Knowledge Mondays – Can a Buyer Cancel a Real Estate Contract?
Typically, if a buyer walks away from a real estate contract, he is faced with penalties for breaching the contract. However, there are certain circumstances where a buyer can cancel a real estate contract without penalty in Florida.
When a buyer and seller enter into a purchase contract, they have obligations that they must meet within a certain time frame. If a seller does not meet the obligations stated in the contract, a buyer may be able to walk away from the contract. A seller may breach a purchase contract by not providing completed disclosures on time, not providing loan payoff information, or refusing to sign the closing documents. If a buyer is faced with a situation where a seller breaches the real estate contract, the buyer can decide to terminate the contract, force specific performance from the seller, or seek damages for the breach.

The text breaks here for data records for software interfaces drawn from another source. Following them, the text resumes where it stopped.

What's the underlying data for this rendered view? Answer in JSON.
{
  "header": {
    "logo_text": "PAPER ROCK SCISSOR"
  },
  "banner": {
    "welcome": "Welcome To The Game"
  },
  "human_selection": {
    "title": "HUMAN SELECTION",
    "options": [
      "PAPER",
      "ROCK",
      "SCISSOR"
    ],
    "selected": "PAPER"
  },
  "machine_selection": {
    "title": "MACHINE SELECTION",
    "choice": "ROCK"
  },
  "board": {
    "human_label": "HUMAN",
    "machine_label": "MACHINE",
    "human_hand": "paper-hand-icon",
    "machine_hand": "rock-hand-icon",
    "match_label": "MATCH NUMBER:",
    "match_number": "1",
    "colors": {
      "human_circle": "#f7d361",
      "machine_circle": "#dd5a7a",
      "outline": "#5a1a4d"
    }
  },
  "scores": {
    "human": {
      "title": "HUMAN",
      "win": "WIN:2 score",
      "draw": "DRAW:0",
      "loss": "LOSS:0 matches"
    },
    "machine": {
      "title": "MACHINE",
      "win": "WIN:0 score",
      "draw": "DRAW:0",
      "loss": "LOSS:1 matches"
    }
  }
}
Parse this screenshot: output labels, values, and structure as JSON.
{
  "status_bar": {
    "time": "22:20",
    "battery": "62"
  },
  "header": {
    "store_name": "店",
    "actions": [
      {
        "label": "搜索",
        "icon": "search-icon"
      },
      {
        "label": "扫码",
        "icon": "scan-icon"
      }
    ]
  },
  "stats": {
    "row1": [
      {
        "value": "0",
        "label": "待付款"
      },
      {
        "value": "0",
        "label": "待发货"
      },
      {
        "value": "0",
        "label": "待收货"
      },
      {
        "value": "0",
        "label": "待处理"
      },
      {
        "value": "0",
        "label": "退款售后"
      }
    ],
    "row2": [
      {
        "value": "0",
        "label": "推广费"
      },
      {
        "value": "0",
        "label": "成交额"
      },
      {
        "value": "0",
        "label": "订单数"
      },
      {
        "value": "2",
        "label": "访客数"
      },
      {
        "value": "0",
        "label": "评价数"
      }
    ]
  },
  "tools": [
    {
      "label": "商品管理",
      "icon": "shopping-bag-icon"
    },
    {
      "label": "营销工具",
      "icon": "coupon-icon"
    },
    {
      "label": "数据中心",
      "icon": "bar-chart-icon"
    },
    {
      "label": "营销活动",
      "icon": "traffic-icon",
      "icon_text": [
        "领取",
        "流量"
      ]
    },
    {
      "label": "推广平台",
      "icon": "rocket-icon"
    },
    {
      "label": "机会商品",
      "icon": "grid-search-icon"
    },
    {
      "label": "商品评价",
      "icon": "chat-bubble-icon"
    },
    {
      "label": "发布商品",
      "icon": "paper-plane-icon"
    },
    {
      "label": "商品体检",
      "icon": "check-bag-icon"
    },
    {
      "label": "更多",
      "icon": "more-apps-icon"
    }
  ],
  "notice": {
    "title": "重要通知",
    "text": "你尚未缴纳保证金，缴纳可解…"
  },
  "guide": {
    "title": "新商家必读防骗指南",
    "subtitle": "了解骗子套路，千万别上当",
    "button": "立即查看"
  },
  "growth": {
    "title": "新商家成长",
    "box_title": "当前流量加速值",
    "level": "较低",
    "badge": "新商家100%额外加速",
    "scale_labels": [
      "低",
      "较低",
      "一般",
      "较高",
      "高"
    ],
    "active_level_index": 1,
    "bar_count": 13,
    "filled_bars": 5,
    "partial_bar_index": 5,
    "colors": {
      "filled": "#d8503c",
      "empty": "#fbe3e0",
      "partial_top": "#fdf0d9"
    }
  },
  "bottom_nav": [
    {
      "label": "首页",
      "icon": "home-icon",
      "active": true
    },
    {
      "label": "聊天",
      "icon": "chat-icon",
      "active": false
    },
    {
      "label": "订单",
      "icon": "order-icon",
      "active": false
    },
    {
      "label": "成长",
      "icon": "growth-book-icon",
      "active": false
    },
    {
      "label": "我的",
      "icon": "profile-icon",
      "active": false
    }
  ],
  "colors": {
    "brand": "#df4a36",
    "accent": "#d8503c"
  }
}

Most Florida purchase contracts include an inspection clause that states an inspection period that a buyer must abide by. The inspection period provides a time frame for the buyer to conduct an inspection. During the inspection period the buyer may terminate the contract by delivering written notice to the seller if the property is not acceptable anymore to the buyer.
Additionally, a buyer may walk away from a purchase contract if after a title search the buyer and seller learn that there is an encumbrance on the property that affects or negates real property ownership in the near or distant future. A cloud on a title can be in a form of an unreleased lien, a deed, or a claim. If the cloud on title cannot be resolved, the buyer is entitled to terminate the contract.
It is crucial, that as a buyer you have an understanding of any clauses within the contract that allows you to terminate your real estate purchase contract. If you would like to discuss your purchase contract and obligations, schedule a consultation with the experienced attorneys at Alvarez Law Group today. Call us at (786) 620-2820 or email firstname.lastname@example.org to schedule a consultation.
*Disclaimer: this blog post is not intended to be legal advice. *